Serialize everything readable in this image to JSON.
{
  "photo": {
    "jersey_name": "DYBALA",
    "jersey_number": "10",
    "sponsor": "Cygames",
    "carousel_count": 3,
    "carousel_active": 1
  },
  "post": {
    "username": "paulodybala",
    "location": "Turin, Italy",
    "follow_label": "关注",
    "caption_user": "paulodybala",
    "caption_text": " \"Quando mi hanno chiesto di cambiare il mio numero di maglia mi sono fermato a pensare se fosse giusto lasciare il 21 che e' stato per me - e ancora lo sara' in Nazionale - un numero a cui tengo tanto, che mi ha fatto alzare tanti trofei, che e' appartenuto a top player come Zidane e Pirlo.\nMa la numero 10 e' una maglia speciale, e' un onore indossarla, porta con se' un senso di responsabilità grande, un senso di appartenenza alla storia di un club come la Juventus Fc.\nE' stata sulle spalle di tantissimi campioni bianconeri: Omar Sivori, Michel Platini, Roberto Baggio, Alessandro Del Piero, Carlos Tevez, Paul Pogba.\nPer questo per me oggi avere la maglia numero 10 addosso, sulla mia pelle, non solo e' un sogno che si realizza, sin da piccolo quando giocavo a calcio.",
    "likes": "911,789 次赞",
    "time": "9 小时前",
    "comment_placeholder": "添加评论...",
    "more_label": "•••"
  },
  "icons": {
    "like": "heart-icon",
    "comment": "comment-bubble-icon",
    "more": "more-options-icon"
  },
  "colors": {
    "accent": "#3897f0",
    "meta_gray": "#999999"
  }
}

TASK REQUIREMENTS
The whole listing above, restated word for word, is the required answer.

COMPLETED TASK
Serialize everything readable in this image to JSON.
{
  "photo": {
    "jersey_name": "DYBALA",
    "jersey_number": "10",
    "sponsor": "Cygames",
    "carousel_count": 3,
    "carousel_active": 1
  },
  "post": {
    "username": "paulodybala",
    "location": "Turin, Italy",
    "follow_label": "关注",
    "caption_user": "paulodybala",
    "caption_text": " \"Quando mi hanno chiesto di cambiare il mio numero di maglia mi sono fermato a pensare se fosse giusto lasciare il 21 che e' stato per me - e ancora lo sara' in Nazionale - un numero a cui tengo tanto, che mi ha fatto alzare tanti trofei, che e' appartenuto a top player come Zidane e Pirlo.\nMa la numero 10 e' una maglia speciale, e' un onore indossarla, porta con se' un senso di responsabilità grande, un senso di appartenenza alla storia di un club come la Juventus Fc.\nE' stata sulle spalle di tantissimi campioni bianconeri: Omar Sivori, Michel Platini, Roberto Baggio, Alessandro Del Piero, Carlos Tevez, Paul Pogba.\nPer questo per me oggi avere la maglia numero 10 addosso, sulla mia pelle, non solo e' un sogno che si realizza, sin da piccolo quando giocavo a calcio.",
    "likes": "911,789 次赞",
    "time": "9 小时前",
    "comment_placeholder": "添加评论...",
    "more_label": "•••"
  },
  "icons": {
    "like": "heart-icon",
    "comment": "comment-bubble-icon",
    "more": "more-options-icon"
  },
  "colors": {
    "accent": "#3897f0",
    "meta_gray": "#999999"
  }
}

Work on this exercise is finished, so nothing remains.